Task directions:
I need all of the entries printed exactly.

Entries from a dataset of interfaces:

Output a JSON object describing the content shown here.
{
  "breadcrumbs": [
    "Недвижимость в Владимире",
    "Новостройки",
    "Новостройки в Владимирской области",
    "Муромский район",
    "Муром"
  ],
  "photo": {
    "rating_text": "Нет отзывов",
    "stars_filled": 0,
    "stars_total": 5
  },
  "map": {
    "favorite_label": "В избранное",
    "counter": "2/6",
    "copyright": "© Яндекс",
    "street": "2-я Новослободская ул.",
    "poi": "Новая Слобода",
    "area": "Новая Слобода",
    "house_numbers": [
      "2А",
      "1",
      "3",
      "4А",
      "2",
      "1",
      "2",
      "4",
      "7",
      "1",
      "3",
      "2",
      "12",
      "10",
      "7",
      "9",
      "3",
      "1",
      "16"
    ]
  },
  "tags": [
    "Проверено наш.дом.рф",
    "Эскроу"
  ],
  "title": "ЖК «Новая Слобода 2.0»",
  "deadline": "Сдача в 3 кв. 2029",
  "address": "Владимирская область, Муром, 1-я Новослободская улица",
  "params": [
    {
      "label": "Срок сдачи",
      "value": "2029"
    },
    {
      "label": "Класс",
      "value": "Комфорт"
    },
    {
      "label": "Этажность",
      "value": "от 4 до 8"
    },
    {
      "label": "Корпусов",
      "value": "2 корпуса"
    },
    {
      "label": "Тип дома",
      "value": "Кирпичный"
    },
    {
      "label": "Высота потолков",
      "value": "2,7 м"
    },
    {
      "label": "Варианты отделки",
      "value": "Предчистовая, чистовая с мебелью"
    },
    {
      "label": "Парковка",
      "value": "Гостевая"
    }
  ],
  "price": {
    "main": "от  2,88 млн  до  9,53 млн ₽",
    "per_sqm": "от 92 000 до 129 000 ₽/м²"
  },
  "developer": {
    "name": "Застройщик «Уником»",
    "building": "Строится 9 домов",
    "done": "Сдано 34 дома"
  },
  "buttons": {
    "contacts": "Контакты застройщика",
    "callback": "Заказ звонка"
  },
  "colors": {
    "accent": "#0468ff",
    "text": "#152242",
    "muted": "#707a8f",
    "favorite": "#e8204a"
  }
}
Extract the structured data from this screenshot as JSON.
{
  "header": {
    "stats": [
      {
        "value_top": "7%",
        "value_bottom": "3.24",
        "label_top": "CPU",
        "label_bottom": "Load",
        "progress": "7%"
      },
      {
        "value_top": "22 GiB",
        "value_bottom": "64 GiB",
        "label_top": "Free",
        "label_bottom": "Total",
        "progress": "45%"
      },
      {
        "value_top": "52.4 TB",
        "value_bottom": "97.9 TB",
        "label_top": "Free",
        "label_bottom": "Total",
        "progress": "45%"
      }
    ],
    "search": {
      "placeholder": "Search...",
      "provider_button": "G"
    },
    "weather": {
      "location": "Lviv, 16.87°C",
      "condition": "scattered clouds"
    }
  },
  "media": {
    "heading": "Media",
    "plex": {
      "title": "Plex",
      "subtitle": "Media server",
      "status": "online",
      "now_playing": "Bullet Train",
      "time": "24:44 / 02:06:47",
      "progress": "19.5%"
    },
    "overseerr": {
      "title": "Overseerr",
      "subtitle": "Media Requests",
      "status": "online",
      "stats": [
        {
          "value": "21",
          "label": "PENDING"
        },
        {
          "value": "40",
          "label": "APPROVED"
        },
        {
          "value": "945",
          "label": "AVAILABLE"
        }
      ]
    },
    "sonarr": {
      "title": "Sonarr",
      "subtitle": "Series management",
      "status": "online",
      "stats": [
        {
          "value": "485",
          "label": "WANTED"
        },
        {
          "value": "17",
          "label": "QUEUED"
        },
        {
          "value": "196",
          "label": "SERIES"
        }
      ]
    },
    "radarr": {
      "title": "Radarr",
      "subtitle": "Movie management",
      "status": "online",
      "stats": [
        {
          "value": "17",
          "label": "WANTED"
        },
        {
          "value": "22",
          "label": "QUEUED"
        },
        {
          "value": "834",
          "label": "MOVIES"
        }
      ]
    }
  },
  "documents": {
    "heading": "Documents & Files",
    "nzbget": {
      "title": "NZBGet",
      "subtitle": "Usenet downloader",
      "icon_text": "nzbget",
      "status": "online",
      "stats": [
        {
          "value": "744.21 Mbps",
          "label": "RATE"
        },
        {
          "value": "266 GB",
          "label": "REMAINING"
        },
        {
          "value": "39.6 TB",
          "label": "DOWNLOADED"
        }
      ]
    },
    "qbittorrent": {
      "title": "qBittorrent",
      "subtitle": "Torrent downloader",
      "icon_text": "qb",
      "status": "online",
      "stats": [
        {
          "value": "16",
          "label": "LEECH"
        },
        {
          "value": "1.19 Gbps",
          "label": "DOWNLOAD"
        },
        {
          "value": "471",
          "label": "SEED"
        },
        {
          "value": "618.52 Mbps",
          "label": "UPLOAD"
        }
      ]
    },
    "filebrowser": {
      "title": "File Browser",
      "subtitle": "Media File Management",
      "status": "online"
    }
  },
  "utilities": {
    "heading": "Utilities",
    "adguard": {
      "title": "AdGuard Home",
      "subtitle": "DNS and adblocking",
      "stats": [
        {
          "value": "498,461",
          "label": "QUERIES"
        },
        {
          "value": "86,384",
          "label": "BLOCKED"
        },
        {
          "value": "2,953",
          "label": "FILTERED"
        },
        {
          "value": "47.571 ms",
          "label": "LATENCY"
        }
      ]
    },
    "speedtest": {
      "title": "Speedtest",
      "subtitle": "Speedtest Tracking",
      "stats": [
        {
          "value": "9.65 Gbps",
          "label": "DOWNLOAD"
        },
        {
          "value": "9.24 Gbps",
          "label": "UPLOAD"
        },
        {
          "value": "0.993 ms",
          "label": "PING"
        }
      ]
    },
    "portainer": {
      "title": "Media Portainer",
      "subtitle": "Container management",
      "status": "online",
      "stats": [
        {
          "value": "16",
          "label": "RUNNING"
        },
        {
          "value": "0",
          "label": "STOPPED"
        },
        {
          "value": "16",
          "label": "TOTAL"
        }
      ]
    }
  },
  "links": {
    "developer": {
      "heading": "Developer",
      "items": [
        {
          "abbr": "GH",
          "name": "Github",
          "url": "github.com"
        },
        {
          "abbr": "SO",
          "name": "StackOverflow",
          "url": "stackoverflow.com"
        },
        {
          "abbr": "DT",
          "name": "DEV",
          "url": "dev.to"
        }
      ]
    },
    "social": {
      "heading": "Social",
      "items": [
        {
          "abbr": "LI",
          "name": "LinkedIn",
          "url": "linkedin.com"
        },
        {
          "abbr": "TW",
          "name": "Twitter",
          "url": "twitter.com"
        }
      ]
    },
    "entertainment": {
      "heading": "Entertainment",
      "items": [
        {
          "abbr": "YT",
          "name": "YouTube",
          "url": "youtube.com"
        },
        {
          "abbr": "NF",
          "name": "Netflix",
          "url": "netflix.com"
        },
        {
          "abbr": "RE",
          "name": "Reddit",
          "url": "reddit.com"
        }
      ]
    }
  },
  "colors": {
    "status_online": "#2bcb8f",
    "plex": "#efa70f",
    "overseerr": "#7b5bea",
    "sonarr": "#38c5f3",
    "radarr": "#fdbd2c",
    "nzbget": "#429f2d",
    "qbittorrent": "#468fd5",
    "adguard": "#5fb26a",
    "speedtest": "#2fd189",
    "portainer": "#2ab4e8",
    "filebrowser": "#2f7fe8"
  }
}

Solution for this exercise:
Output a JSON object describing the content shown here.
{
  "breadcrumbs": [
    "Недвижимость в Владимире",
    "Новостройки",
    "Новостройки в Владимирской области",
    "Муромский район",
    "Муром"
  ],
  "photo": {
    "rating_text": "Нет отзывов",
    "stars_filled": 0,
    "stars_total": 5
  },
  "map": {
    "favorite_label": "В избранное",
    "counter": "2/6",
    "copyright": "© Яндекс",
    "street": "2-я Новослободская ул.",
    "poi": "Новая Слобода",
    "area": "Новая Слобода",
    "house_numbers": [
      "2А",
      "1",
      "3",
      "4А",
      "2",
      "1",
      "2",
      "4",
      "7",
      "1",
      "3",
      "2",
      "12",
      "10",
      "7",
      "9",
      "3",
      "1",
      "16"
    ]
  },
  "tags": [
    "Проверено наш.дом.рф",
    "Эскроу"
  ],
  "title": "ЖК «Новая Слобода 2.0»",
  "deadline": "Сдача в 3 кв. 2029",
  "address": "Владимирская область, Муром, 1-я Новослободская улица",
  "params": [
    {
      "label": "Срок сдачи",
      "value": "2029"
    },
    {
      "label": "Класс",
      "value": "Комфорт"
    },
    {
      "label": "Этажность",
      "value": "от 4 до 8"
    },
    {
      "label": "Корпусов",
      "value": "2 корпуса"
    },
    {
      "label": "Тип дома",
      "value": "Кирпичный"
    },
    {
      "label": "Высота потолков",
      "value": "2,7 м"
    },
    {
      "label": "Варианты отделки",
      "value": "Предчистовая, чистовая с мебелью"
    },
    {
      "label": "Парковка",
      "value": "Гостевая"
    }
  ],
  "price": {
    "main": "от  2,88 млн  до  9,53 млн ₽",
    "per_sqm": "от 92 000 до 129 000 ₽/м²"
  },
  "developer": {
    "name": "Застройщик «Уником»",
    "building": "Строится 9 домов",
    "done": "Сдано 34 дома"
  },
  "buttons": {
    "contacts": "Контакты застройщика",
    "callback": "Заказ звонка"
  },
  "colors": {
    "accent": "#0468ff",
    "text": "#152242",
    "muted": "#707a8f",
    "favorite": "#e8204a"
  }
}
Extract the structured data from this screenshot as JSON.
{
  "header": {
    "stats": [
      {
        "value_top": "7%",
        "value_bottom": "3.24",
        "label_top": "CPU",
        "label_bottom": "Load",
        "progress": "7%"
      },
      {
        "value_top": "22 GiB",
        "value_bottom": "64 GiB",
        "label_top": "Free",
        "label_bottom": "Total",
        "progress": "45%"
      },
      {
        "value_top": "52.4 TB",
        "value_bottom": "97.9 TB",
        "label_top": "Free",
        "label_bottom": "Total",
        "progress": "45%"
      }
    ],
    "search": {
      "placeholder": "Search...",
      "provider_button": "G"
    },
    "weather": {
      "location": "Lviv, 16.87°C",
      "condition": "scattered clouds"
    }
  },
  "media": {
    "heading": "Media",
    "plex": {
      "title": "Plex",
      "subtitle": "Media server",
      "status": "online",
      "now_playing": "Bullet Train",
      "time": "24:44 / 02:06:47",
      "progress": "19.5%"
    },
    "overseerr": {
      "title": "Overseerr",
      "subtitle": "Media Requests",
      "status": "online",
      "stats": [
        {
          "value": "21",
          "label": "PENDING"
        },
        {
          "value": "40",
          "label": "APPROVED"
        },
        {
          "value": "945",
          "label": "AVAILABLE"
        }
      ]
    },
    "sonarr": {
      "title": "Sonarr",
      "subtitle": "Series management",
      "status": "online",
      "stats": [
        {
          "value": "485",
          "label": "WANTED"
        },
        {
          "value": "17",
          "label": "QUEUED"
        },
        {
          "value": "196",
          "label": "SERIES"
        }
      ]
    },
    "radarr": {
      "title": "Radarr",
      "subtitle": "Movie management",
      "status": "online",
      "stats": [
        {
          "value": "17",
          "label": "WANTED"
        },
        {
          "value": "22",
          "label": "QUEUED"
        },
        {
          "value": "834",
          "label": "MOVIES"
        }
      ]
    }
  },
  "documents": {
    "heading": "Documents & Files",
    "nzbget": {
      "title": "NZBGet",
      "subtitle": "Usenet downloader",
      "icon_text": "nzbget",
      "status": "online",
      "stats": [
        {
          "value": "744.21 Mbps",
          "label": "RATE"
        },
        {
          "value": "266 GB",
          "label": "REMAINING"
        },
        {
          "value": "39.6 TB",
          "label": "DOWNLOADED"
        }
      ]
    },
    "qbittorrent": {
      "title": "qBittorrent",
      "subtitle": "Torrent downloader",
      "icon_text": "qb",
      "status": "online",
      "stats": [
        {
          "value": "16",
          "label": "LEECH"
        },
        {
          "value": "1.19 Gbps",
          "label": "DOWNLOAD"
        },
        {
          "value": "471",
          "label": "SEED"
        },
        {
          "value": "618.52 Mbps",
          "label": "UPLOAD"
        }
      ]
    },
    "filebrowser": {
      "title": "File Browser",
      "subtitle": "Media File Management",
      "status": "online"
    }
  },
  "utilities": {
    "heading": "Utilities",
    "adguard": {
      "title": "AdGuard Home",
      "subtitle": "DNS and adblocking",
      "stats": [
        {
          "value": "498,461",
          "label": "QUERIES"
        },
        {
          "value": "86,384",
          "label": "BLOCKED"
        },
        {
          "value": "2,953",
          "label": "FILTERED"
        },
        {
          "value": "47.571 ms",
          "label": "LATENCY"
        }
      ]
    },
    "speedtest": {
      "title": "Speedtest",
      "subtitle": "Speedtest Tracking",
      "stats": [
        {
          "value": "9.65 Gbps",
          "label": "DOWNLOAD"
        },
        {
          "value": "9.24 Gbps",
          "label": "UPLOAD"
        },
        {
          "value": "0.993 ms",
          "label": "PING"
        }
      ]
    },
    "portainer": {
      "title": "Media Portainer",
      "subtitle": "Container management",
      "status": "online",
      "stats": [
        {
          "value": "16",
          "label": "RUNNING"
        },
        {
          "value": "0",
          "label": "STOPPED"
        },
        {
          "value": "16",
          "label": "TOTAL"
        }
      ]
    }
  },
  "links": {
    "developer": {
      "heading": "Developer",
      "items": [
        {
          "abbr": "GH",
          "name": "Github",
          "url": "github.com"
        },
        {
          "abbr": "SO",
          "name": "StackOverflow",
          "url": "stackoverflow.com"
        },
        {
          "abbr": "DT",
          "name": "DEV",
          "url": "dev.to"
        }
      ]
    },
    "social": {
      "heading": "Social",
      "items": [
        {
          "abbr": "LI",
          "name": "LinkedIn",
          "url": "linkedin.com"
        },
        {
          "abbr": "TW",
          "name": "Twitter",
          "url": "twitter.com"
        }
      ]
    },
    "entertainment": {
      "heading": "Entertainment",
      "items": [
        {
          "abbr": "YT",
          "name": "YouTube",
          "url": "youtube.com"
        },
        {
          "abbr": "NF",
          "name": "Netflix",
          "url": "netflix.com"
        },
        {
          "abbr": "RE",
          "name": "Reddit",
          "url": "reddit.com"
        }
      ]
    }
  },
  "colors": {
    "status_online": "#2bcb8f",
    "plex": "#efa70f",
    "overseerr": "#7b5bea",
    "sonarr": "#38c5f3",
    "radarr": "#fdbd2c",
    "nzbget": "#429f2d",
    "qbittorrent": "#468fd5",
    "adguard": "#5fb26a",
    "speedtest": "#2fd189",
    "portainer": "#2ab4e8",
    "filebrowser": "#2f7fe8"
  }
}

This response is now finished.